No, these people [political prisoners] don’t know how to hate! They have heaps of plans for replacing one machine with another. Replace this one with that, and again they spin circles, cogs mesh with cogs, they pull, drag, carry the defenseless human splinters and again they’ll bloody their hands on the black spokes of the wheels, these terror-crazed Pierres, incapable of stopping the wheels, or stalling them for even a second.
Meet the new boss? Or replace the system since fighting against the machinery will be futile? Even with that uncertainty, what isn’t ambiguous is Jasieński’s belief that communism should prevail and that society would be…well, I’ll let you read (and I will resist further, obvious comments):
Where once the Place de la Concorde had stretched with a measureless sheet of polished asphalt, from La Madeleine to the Chambre des Députés, from Champs-Elysées to the Tuileries, a meadow of ripe grain now rippled in the gentle southerly wind. This grain was being gathered by mechanized harvesters driven by brawny, tanned men in white undershirts. Men and women dressed in the same light harvesting clothes were nimbly piling the ready sheaves onto a waiting truck. At the edges of the field on all sides, women rested and breast-fed their infants.

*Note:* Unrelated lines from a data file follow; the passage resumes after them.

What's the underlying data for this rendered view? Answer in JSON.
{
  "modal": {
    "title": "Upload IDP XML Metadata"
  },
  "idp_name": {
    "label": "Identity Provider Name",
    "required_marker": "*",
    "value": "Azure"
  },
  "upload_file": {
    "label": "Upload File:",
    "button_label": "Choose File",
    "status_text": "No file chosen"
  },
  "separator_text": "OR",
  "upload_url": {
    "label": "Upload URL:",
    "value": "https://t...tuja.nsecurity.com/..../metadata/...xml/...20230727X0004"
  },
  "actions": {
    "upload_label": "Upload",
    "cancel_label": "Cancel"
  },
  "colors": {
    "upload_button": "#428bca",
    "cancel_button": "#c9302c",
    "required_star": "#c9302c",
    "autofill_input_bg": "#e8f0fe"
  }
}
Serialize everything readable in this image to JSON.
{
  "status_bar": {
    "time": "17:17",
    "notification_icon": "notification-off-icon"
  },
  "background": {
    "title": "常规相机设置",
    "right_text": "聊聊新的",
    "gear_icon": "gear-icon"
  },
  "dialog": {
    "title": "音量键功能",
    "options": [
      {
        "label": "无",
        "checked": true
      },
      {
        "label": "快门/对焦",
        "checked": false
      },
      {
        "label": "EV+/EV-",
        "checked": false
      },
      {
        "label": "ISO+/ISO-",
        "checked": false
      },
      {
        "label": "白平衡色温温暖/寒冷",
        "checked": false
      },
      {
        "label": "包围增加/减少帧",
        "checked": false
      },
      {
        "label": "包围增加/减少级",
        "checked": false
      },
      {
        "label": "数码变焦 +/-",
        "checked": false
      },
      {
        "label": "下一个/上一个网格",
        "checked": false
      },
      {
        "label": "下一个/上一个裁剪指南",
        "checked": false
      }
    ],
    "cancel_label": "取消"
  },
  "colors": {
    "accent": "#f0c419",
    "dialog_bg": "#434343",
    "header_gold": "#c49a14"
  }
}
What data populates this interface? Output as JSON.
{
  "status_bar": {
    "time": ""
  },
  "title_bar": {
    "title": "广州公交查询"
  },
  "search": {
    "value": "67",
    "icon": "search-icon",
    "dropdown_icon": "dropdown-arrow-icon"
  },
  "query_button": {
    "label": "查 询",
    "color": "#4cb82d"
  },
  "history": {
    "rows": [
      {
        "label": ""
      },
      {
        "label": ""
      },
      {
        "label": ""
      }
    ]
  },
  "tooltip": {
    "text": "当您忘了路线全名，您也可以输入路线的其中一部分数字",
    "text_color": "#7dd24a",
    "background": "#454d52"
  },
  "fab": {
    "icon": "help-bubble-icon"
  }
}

Outside of the communist propaganda, Jasieński proves to be very sympathetic to individuals as he explores their humanity and ability to do the right thing regardless of ideology. He also emphasizes the ties of brotherhood, heavy-handed at times such as the case of Boris and Sergai, Russian brothers from the Red and White sides. In addition, Jasieński isn’t afraid to detail human failings without regard to ideology. The anti-Semitism Jasieński highlights isn’t limited to Capt. Solomin (which Gauger points out) but occurs in the Soviet and American camps as well.
I Burn Paris book may not be the masterpiece claimed but it has a lot to recommend. Jasieński’s language can be hypnotic at times as the reader has to decipher familiar things described in an absurd or bizarre manner as details in a world where the individual is of no concern to those in power. Fortunately not everything depends on propaganda and Jasieński can provide layers of meaning, sometimes clear but often ambiguous. Pierre's descent into madness are, as Gauger notes, a compelling section. Jasieński also focuses on the difference that brief moments can make in a life, whether through actions taken or images retained, both of which can propel an individual to greater achievements. The fantastic and bizarre that Jasieński describes, both in subject and description, makes for a thoughtful, disturbing read.